“Acid reflux can become quite serious,” Hachem says. “Patients may have chest pains and trouble swallowing. Chronic or long-standing acid reflux that is not wellcontrolled can progress to a precancerous condition called Barrett’s esophagus, which can lead to esophageal cancer. Recognize the symptoms, then talk to a doctor to see if more testing needs to be done.”
We’re finding more and more that many health issues can be controlled through lifestyle changes: diet, exercise, relaxation, etc. But one common problem is set even before you know you’ve got it: androgenic alopecia, or hair loss. You have your ancestors to thank for that.
“The vast majority of hair loss in men and women is inherited in a condition that causes hair follicles to be susceptible to the hormone dihydrotestosterone, or DHT,” says Dr. Richard Moore of The Lifestyle Center. “By age 40, approximately 40 percent of women and more than 50 percent of men are affected by significant hair loss.”
Dr. Gregory Chambon of Hair Dr. believes hair loss is occurring in ever-younger people. “I am baffled by how early it can occur,” he says. “We are averaging patients who are in their 20s and early 30s.” Some people have hair follicles that are simply more susceptible to DHT, says Moore, and “contrary to prior thinking, both Mom’s and Dad’s genetics contribute to this trait.”
Most male hair loss, and much in females, is male pattern baldness, the term for androgenic alopecia. The hairline marches backward from the forehead, and follicles gradually abandon the head’s crown. Women also may encounter alopecia areata, Chambon says. “This is more of an autoimmune condition that causes patchy hair loss around the head.”
hair today, hair tomorrow
“Low-level laser therapy has been shown to increase the growth of hair follicles and hair density when used on a consistent basis,” Moore says. Platelet-rich plasma, enriched blood plasma, also has been shown to increase hair density, he adds. “This involves injections into the scalp, and effects

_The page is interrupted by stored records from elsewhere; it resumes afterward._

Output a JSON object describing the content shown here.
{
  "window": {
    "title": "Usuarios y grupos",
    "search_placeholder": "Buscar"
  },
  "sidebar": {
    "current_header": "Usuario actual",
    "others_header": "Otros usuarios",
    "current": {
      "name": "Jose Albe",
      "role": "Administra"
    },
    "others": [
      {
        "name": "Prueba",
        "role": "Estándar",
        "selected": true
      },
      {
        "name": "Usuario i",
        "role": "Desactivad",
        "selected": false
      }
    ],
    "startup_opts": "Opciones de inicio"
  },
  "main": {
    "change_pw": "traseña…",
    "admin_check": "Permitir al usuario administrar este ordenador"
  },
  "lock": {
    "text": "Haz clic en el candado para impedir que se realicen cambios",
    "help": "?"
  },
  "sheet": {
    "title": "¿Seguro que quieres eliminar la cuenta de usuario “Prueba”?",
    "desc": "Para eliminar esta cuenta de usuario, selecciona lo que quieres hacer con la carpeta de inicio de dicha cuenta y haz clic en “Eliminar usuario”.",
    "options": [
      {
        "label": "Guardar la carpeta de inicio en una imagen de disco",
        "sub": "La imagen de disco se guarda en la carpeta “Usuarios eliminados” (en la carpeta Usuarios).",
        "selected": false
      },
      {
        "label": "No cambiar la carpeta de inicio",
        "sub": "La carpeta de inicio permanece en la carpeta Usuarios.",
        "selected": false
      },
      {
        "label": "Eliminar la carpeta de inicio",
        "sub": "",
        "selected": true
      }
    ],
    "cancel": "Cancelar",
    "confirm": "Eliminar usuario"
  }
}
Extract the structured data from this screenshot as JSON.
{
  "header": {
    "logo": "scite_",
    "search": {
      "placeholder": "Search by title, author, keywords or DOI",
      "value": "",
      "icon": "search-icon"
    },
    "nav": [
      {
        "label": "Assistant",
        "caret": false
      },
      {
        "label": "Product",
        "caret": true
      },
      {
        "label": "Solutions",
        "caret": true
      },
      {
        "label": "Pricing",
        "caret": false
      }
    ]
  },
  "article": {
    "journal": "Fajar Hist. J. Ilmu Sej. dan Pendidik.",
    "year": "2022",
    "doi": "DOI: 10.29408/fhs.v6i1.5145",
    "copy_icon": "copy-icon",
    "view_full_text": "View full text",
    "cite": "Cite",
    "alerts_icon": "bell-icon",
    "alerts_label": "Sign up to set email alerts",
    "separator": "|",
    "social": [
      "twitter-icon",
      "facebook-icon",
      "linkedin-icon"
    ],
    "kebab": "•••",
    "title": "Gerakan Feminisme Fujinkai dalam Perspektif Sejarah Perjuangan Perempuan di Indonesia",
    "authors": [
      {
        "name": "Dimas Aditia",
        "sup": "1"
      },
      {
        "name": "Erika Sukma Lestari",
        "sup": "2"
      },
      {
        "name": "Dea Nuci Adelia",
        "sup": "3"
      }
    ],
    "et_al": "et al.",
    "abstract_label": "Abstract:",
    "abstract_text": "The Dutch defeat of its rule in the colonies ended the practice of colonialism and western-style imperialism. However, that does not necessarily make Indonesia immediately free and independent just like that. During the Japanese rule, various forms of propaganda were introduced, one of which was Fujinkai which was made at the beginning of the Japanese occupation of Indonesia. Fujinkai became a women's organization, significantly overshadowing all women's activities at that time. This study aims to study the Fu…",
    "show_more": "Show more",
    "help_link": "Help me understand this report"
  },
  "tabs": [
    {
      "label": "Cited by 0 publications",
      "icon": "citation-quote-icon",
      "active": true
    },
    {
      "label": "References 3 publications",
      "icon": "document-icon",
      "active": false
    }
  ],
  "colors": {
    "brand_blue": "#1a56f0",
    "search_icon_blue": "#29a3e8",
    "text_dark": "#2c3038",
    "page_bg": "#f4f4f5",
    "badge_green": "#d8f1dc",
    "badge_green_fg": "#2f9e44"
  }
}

can last two years or more.”
In terms of noninvasive therapies, “Biotin is a B vitamin that has been well studied and is good for the overall health of the hair, skin and nails,” Chambon says. And Rogaine (minoxidil) has been shown to slow hair loss and increase hair density, although Chambon says, “Its proven benefits have been restricted to the crown region.” Moore says these treatments have response rates of 80 to 90 percent, but it takes up to one year to see the full benefit, and they must be continued long-term.
Rogaine illustrates an important point: the head grows different types of hair. “Even if a guy goes totally bald, he still has hair on the back and sides of his head,” Chambon says. “Those follicles, we have found, have different DNA, which makes them not susceptible to male-pattern baldness.”

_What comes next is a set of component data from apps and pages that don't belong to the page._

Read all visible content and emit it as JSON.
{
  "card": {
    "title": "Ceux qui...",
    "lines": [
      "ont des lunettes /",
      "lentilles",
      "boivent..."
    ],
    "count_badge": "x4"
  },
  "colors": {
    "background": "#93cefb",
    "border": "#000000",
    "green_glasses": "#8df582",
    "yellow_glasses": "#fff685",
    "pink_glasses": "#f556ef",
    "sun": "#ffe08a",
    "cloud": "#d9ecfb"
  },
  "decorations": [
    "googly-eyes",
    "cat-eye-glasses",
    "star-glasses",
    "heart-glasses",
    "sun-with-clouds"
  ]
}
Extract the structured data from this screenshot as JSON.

That feature makes hairs from the back and sides useful for transplants to the hairline and top of the head. “Once transplanted, these follicles are permanent—they are no longer susceptible to the effects of DHT,” Moore explains. “The trend has been moving away from the surgical strip method, where a section of skin is excised from the scalp, and moving toward follicular unit extraction, where individual follicles are removed from the back of the scalp for implantation.”

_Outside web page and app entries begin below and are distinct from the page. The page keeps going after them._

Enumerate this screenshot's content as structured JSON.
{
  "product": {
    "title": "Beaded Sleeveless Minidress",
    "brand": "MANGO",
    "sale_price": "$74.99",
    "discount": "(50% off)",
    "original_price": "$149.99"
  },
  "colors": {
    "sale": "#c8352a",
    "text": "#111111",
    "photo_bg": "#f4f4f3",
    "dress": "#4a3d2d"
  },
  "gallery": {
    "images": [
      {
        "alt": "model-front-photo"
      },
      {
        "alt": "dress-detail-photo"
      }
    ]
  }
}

That is good news for translplant patients, since the strip method left a linear scar, Chambon says. His office uses a NeoGraft machine for follicle transplantation. “It has a onemillimeter blade that lifts out a follicle, and we use a very small needle to make holes to place that follicle,” Chambon says. “With that needle, we can affect the angle of the hair to work with the existting hair or make the hairs work well together when they are grown out and combed.” Most men will need 1,500 to 2,500 follicles to be transplanted, Chambon says.